As always, I wanted to deem myself worthy. I wanted to let the world know I was award-winning. I wanted my writing group to see my talent, I wanted to prove to myself I was a writer, a real writer, a West Virginia writer. The first two years I entered the contest, I remained awardless.
And then I received an honorable mention! And another year, third place! And another year, finally, first place and a lovely check! My first “payment” as a creative writer.
Writers, overall, are a quirky crew. We spend a good portion of our time writing, and trying to prove to ourselves that we “are a writer.” In the many years since our monthly gathering that evening long ago, I have come to understand that if you write, you’re a writer. If no one reads it, you’re still a writer. If no one pays for what you have written, you’re still a writer. Even if you’re only jotting down notes, quotes, and daily reflections in a journal — if you write, you’re a writer.
I understand that now, after twenty-plus years in the writing field, a B.A. in Written English, and an MFA in Creative Writing. After winning contests, not winning contests, getting rejections, getting published, and self-publishing — to prove to myself and the world that I am “a writer,” I find I no longer even need to label myself as such.
I paint, I write, I create. I express. I define my work. That is the nature of creating, the secret to a creative lifestyle. Focus on the process, because it’s the process, not the product, that soothes souls — your own and others’. Julia Cameron notes, “We’re in control of quantity, the Creator is in charge of quality.”

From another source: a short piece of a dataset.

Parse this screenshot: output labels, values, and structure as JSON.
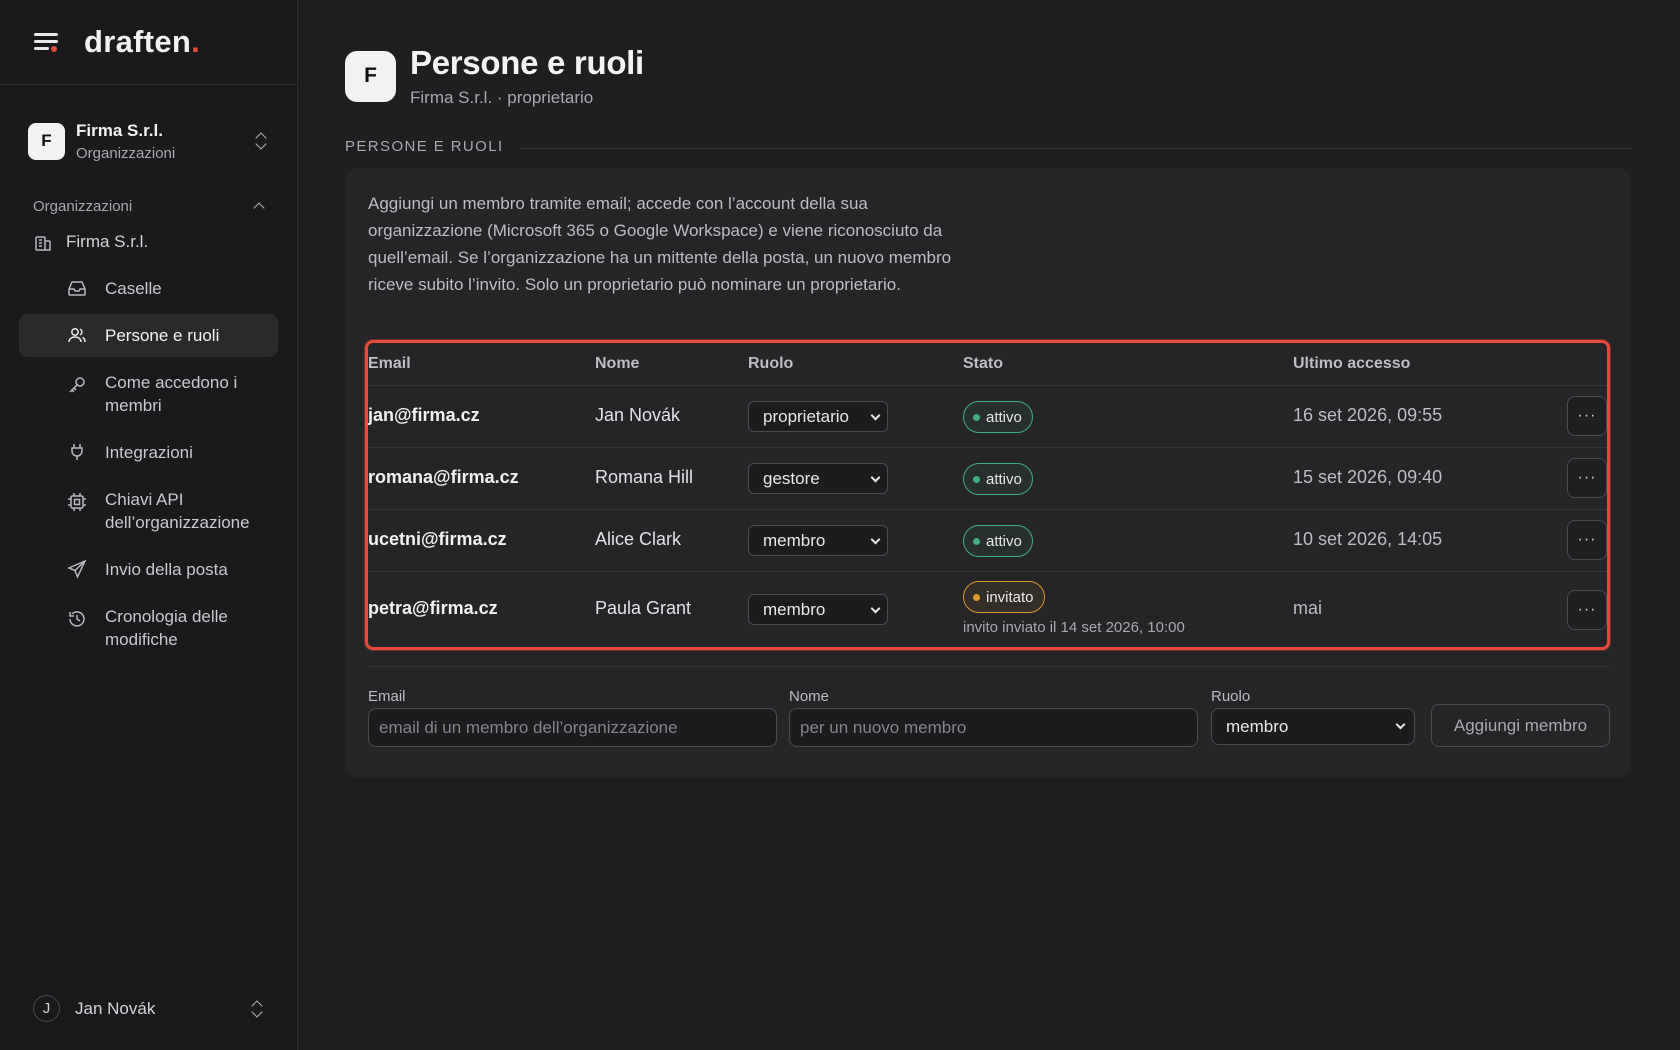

Writers are often a self-deprecating bunch. Afraid to share their works, stuffing napkin-scratched poems into the back of a drawer, terrified to read their work aloud, much less let someone wallow and immerse themselves in words on a page. If they aren’t published, or degreed, or wide-read, or award-winning — most writers humbly create alone and need encouragement and understanding from other quirky, self-deprecating writing-inclined folk.
I have met all kinds of writers, from doctorates on down. Poets, storytellers, essayists, journalists; published, unpublished, self-published. In fact, the writing talent in West Virginia and Appalachia shatters any and all stereotypes that might assume mountain and hillfolk can’t or don’t write much less do it well. So much talent and well-written powerful works are tucked away in hollows and on hilltops, scratched on napkins, in yellowed journals, never to be seen or shared.
And that’s one main reason WV Writers, Inc., exists — not just for West Virginia residents, but for all writers of the region.
Years ago, I wanted to win in the WV Writers, Inc. contest, and now I have been appointed as the Contest Coordinator, managing the blind submissions before they are sent to this year’s judges, making sure all is organized, submissions and funds and membership fees all processed properly.
The contest is open to any WV resident and members. (Out-of-state residents must be members of WV Writers, Inc., but you can add that membership option to your submission.)
What do you have tucked away? What works have you written that you feel are ready to take to present? Even if you don’t win, your submission fees help support and empower writers. And that, too, is a win.